# INFORMATION PROVIDED
===============

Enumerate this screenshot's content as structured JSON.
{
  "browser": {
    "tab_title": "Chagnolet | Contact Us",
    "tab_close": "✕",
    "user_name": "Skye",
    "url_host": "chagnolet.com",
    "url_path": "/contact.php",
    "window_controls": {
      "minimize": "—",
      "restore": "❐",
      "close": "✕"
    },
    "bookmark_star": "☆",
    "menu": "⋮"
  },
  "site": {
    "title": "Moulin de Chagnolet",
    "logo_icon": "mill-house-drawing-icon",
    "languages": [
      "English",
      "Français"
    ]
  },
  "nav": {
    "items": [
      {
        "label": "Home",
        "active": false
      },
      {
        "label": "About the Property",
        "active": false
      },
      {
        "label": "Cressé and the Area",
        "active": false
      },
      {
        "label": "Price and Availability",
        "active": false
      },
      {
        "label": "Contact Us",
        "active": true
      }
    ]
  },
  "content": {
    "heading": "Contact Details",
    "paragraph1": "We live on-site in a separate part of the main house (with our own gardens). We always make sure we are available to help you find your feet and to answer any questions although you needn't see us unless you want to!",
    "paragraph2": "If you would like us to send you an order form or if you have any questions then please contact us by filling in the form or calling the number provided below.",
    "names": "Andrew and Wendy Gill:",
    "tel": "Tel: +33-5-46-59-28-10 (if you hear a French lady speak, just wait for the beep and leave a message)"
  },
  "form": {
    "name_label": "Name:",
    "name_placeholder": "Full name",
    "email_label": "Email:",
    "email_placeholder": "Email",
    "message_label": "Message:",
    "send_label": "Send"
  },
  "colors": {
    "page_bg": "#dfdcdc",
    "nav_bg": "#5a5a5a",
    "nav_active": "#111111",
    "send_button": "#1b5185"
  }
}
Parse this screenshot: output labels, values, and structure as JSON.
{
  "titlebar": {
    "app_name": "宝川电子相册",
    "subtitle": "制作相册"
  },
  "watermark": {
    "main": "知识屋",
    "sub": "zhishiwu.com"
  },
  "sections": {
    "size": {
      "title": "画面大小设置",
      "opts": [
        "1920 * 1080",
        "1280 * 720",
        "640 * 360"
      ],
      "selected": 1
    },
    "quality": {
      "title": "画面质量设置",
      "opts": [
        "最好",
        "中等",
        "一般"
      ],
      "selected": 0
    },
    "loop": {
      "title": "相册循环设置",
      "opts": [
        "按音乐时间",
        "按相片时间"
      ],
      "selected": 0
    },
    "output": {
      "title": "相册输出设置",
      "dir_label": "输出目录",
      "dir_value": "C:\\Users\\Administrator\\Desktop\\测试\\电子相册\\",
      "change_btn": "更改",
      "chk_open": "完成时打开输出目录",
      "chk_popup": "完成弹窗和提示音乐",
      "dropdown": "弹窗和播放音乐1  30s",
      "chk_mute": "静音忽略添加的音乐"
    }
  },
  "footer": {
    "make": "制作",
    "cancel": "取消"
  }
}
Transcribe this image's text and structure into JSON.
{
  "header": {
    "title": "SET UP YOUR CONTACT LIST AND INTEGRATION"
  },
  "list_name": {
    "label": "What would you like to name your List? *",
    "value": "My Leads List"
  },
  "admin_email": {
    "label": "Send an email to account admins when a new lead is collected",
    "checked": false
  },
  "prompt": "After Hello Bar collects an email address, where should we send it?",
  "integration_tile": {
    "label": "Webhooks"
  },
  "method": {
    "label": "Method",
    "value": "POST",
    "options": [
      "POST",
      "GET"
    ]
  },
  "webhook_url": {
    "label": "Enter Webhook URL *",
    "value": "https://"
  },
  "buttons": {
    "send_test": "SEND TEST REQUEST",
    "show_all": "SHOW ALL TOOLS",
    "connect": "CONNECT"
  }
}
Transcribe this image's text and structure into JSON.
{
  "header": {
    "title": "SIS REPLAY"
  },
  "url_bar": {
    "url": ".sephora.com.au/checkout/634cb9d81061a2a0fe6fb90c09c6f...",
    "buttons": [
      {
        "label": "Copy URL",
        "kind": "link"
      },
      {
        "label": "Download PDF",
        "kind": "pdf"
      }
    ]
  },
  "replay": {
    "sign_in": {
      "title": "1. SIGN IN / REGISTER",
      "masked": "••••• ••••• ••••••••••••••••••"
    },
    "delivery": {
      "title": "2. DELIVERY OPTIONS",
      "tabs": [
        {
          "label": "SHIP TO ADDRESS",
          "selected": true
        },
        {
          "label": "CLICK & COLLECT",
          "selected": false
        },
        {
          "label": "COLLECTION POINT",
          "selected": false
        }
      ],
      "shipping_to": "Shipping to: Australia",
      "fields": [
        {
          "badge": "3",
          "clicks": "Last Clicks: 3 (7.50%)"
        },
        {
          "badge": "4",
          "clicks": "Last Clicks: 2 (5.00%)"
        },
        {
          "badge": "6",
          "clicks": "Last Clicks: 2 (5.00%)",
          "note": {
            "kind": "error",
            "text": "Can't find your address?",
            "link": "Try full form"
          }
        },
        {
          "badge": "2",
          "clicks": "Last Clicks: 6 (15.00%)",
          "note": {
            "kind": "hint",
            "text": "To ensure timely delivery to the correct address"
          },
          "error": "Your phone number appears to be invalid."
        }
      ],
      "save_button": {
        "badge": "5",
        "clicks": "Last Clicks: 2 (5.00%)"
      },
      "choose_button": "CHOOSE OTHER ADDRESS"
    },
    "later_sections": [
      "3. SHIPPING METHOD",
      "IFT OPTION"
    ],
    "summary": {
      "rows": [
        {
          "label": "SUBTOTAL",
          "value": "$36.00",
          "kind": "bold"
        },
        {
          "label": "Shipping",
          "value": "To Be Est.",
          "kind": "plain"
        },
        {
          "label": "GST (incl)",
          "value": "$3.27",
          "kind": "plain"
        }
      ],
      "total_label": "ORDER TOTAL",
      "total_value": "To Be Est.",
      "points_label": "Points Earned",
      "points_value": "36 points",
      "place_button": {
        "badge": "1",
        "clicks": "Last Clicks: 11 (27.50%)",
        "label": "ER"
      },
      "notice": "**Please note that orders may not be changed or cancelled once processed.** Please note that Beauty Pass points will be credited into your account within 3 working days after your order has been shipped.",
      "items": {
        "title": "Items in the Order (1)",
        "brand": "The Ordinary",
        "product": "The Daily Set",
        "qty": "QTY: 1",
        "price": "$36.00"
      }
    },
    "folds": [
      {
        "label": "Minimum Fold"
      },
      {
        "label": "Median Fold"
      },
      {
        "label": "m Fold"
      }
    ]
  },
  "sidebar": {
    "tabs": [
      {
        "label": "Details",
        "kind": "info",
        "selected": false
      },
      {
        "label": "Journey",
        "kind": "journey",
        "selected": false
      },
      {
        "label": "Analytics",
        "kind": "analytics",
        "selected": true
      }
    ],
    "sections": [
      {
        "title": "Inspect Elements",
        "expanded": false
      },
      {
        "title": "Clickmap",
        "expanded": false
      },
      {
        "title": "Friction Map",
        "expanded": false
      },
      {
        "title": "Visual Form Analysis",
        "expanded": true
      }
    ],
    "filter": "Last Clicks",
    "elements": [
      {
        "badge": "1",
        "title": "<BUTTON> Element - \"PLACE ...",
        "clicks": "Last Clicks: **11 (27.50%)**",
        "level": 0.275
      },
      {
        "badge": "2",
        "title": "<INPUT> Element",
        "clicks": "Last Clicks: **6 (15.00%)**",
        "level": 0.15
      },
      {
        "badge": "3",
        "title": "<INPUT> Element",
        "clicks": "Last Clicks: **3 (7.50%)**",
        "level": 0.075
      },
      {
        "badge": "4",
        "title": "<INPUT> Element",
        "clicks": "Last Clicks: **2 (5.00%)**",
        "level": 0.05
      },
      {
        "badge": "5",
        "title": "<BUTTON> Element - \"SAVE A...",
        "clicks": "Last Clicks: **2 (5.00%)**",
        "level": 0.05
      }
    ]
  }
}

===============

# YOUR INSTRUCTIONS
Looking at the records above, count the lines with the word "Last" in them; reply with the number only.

# ANSWER BELOW
12